* _WHAT YOU NEED TO DO_
Reproduce every line in the material below that holds "this".

-------

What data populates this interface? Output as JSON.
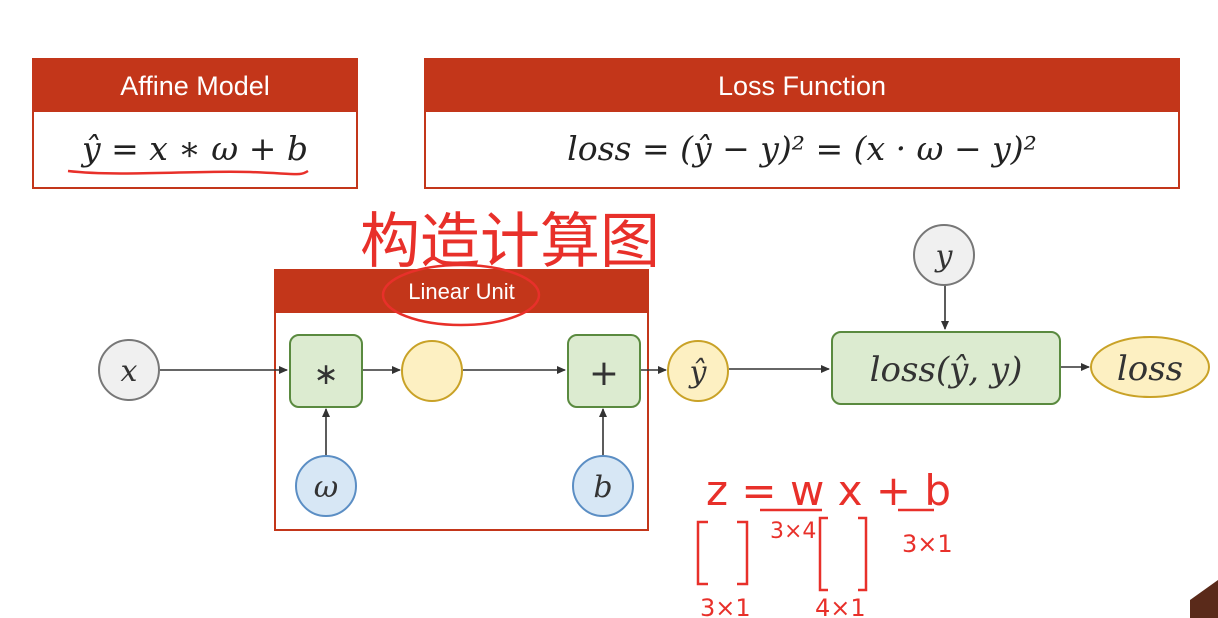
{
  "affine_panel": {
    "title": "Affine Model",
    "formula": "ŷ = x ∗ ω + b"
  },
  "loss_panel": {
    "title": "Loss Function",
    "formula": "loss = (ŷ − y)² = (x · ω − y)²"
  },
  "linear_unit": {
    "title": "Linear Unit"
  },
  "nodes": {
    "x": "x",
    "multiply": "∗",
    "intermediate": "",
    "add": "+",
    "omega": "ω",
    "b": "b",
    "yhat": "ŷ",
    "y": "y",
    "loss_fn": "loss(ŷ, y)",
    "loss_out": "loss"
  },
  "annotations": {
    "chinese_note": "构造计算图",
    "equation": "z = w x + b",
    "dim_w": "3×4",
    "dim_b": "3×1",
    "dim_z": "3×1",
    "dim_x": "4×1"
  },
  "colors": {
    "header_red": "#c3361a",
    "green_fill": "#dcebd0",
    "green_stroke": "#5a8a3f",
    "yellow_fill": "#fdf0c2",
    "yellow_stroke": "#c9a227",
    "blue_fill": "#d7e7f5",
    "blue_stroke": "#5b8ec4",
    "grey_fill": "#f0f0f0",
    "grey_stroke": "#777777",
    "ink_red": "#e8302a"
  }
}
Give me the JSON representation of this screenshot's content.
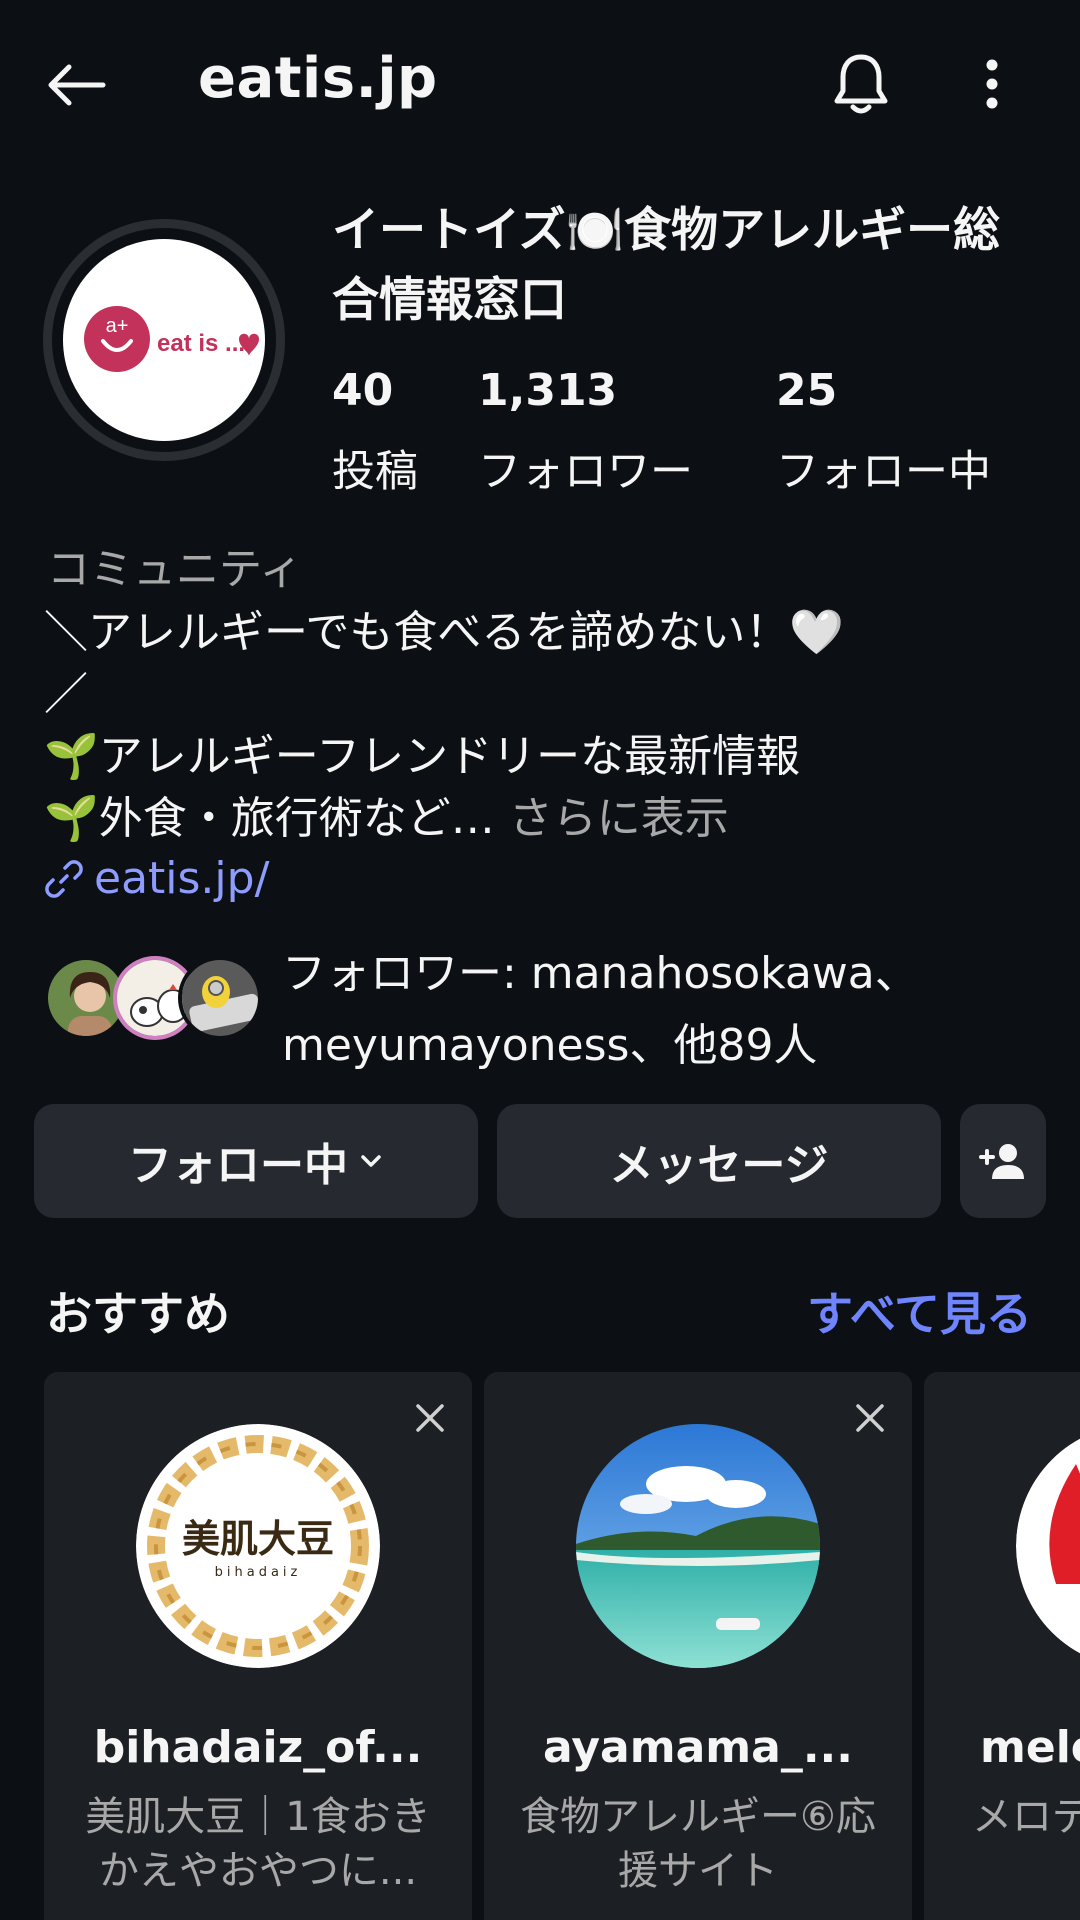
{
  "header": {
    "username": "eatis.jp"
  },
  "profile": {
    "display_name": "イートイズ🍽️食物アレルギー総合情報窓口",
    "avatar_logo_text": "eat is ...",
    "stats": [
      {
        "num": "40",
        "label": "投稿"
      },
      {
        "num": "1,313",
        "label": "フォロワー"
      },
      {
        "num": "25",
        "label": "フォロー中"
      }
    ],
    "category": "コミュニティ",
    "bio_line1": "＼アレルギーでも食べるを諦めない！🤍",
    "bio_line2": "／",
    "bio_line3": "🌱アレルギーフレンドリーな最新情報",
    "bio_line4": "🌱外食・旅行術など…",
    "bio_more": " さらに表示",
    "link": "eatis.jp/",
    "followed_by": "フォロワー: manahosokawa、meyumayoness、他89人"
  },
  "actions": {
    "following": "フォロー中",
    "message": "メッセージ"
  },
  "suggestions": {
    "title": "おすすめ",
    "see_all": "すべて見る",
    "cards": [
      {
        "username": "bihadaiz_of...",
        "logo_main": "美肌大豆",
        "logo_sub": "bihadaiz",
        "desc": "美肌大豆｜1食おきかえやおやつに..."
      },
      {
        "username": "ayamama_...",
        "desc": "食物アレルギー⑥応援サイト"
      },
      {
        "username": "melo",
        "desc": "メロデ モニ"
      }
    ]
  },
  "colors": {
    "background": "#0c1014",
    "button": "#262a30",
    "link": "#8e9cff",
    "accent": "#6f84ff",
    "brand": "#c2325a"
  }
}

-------

* _RESPONSE TO THE EXERCISE_
What data populates this interface? Output as JSON.
Give me the JSON representation of this screenshot's content.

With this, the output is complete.